This was part of the inspiration behind Vietnamese-American photographer Cynthia Trinh's new photography series, The Model Minority Reality. Over nearly a year, Trinh snapped portraits of low-wage workers in New York City, shining a light on the vendors, cooks, manicurists and textile workers who so often go unnoticed in the Asian-American community.

“I wanted to do something that really hit home for me and that I related to,” the 31-year-old told Mic.

The result is a collection of simple yet powerful black-and-white portraits which, according to Trinh, “aims to combat the stereotype that Asians are educated and successful, and it also shows their tenacity, hard work and struggle to survive in this country.”

“We struggle, too, as an immigrant group in this country,” she told Mic. “Asian-Americans are regarded as 'the model minority.' ... But it's really damaging for those of us who don't fit the stereotypes.”

Trinh's message is particularly important now, during a time when Asian-Americans are the fastest-growing racial group in the United States.
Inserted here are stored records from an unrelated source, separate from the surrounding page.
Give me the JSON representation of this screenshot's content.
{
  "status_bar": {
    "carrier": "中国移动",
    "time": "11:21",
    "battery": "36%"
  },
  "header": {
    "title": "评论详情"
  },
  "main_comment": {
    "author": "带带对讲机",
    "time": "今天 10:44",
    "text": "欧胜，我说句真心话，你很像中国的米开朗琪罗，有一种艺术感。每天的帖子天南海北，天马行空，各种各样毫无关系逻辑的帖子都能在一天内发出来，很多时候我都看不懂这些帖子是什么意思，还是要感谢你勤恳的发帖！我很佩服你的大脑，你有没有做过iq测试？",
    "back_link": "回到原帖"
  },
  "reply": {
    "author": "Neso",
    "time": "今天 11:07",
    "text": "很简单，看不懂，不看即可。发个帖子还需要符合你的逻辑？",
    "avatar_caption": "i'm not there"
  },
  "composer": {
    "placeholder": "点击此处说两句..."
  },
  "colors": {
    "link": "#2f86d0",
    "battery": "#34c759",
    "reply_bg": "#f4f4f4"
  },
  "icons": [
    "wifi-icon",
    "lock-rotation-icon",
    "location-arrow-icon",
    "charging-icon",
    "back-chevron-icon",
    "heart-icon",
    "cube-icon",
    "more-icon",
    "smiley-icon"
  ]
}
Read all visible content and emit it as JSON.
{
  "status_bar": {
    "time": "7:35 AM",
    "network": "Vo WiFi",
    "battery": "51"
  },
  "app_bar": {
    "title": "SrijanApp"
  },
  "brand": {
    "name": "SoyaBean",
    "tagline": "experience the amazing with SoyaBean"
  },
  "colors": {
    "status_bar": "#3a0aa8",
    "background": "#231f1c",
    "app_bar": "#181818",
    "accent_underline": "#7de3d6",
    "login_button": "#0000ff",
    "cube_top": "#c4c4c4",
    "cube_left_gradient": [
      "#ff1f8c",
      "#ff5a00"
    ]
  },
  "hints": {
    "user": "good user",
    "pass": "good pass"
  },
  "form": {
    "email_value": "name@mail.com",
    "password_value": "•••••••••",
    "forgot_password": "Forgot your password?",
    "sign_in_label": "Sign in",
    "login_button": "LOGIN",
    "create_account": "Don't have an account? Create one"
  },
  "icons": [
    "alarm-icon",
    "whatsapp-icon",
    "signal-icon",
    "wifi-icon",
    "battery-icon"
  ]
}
Though many achieve success, her work stresses the importance of recognizing the different experiences and circumstances of all Asian people in the United States.